By Eamon Corbett
On December 12th, during finals week, 5 of us headed to Belle Isle Marsh Reservation in search of one of the most spectacular animals in Boston: a Snowy Owl. Snowies often hang out in the vicinity of Logan Airport in the winter (the treeless environment resembles their tundra breeding grounds), and there had been a number of sightings of one at Belle Isle. On this unseasonably warm December day, we were hoping to track it down.
Construction on the T slowed us down but we arrived at the marsh mid-afternoon, and started birding the entry road and nearby marsh. Chickadees and Song Sparrows were common, and we came across a big flock of American Tree Sparrows, with their crisp red-and-gray plumage.
We started scanning for the owl from the main observation tower, which has a view of the entire marsh. Gulls and geese were common, and there were a variety of ducks as well: Buffleheads, Red-breasted Mergansers, American Black Ducks and Mallards.
We didn’t see any owls immediately, but did spot a different white bird in the marsh: an immature Little Blue Heron, not yet old enough to be blue, and quite unusual for the area. It had been seen a Belle Isle recently by others, so we were happy to spot it.
We continued down into the marsh, but had no further success owl-wise, so we searched the meadow briefly, finding a singing Mockingbird and a Red-tailed Hawk. At that point a big group of birders walked by to the marsh, and we asked what they had seen.
“Well, there’s a Snowy Owl on top of that building,” was the reply.
And there was! On a distant hillside there was a large brick building (a school, probably), and we looked through a telescope to see an unmistakeable white blob perched atop its chimney!
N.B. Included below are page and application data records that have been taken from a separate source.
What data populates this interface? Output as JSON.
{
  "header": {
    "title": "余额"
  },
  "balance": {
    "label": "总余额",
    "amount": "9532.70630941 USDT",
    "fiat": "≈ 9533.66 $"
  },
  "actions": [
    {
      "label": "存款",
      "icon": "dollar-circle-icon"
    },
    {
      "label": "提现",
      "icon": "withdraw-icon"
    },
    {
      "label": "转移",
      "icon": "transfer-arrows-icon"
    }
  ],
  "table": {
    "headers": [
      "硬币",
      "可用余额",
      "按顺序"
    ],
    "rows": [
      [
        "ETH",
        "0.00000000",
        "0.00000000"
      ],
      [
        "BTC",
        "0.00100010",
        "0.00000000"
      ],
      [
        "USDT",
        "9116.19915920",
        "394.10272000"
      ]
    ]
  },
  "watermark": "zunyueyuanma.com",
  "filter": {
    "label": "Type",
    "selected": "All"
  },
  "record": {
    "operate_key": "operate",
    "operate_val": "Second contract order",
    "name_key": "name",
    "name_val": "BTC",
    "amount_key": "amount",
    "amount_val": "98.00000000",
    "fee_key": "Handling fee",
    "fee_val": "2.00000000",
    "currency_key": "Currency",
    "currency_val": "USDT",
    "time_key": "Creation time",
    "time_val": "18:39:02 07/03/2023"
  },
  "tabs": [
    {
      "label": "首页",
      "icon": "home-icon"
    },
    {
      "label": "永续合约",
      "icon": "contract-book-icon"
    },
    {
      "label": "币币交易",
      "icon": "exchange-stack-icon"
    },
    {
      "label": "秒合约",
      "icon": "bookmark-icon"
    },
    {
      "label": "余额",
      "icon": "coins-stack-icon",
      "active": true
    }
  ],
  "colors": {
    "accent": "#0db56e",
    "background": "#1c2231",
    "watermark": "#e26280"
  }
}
It was a very distant owl, but it was definitely there, and we climbed the observation tower to get a (slightly) closer look. It watched from its lofty perch, bringing a touch of the arctic to otherwise balmy Boston, until the sun began to set and we headed back into the thick of exams.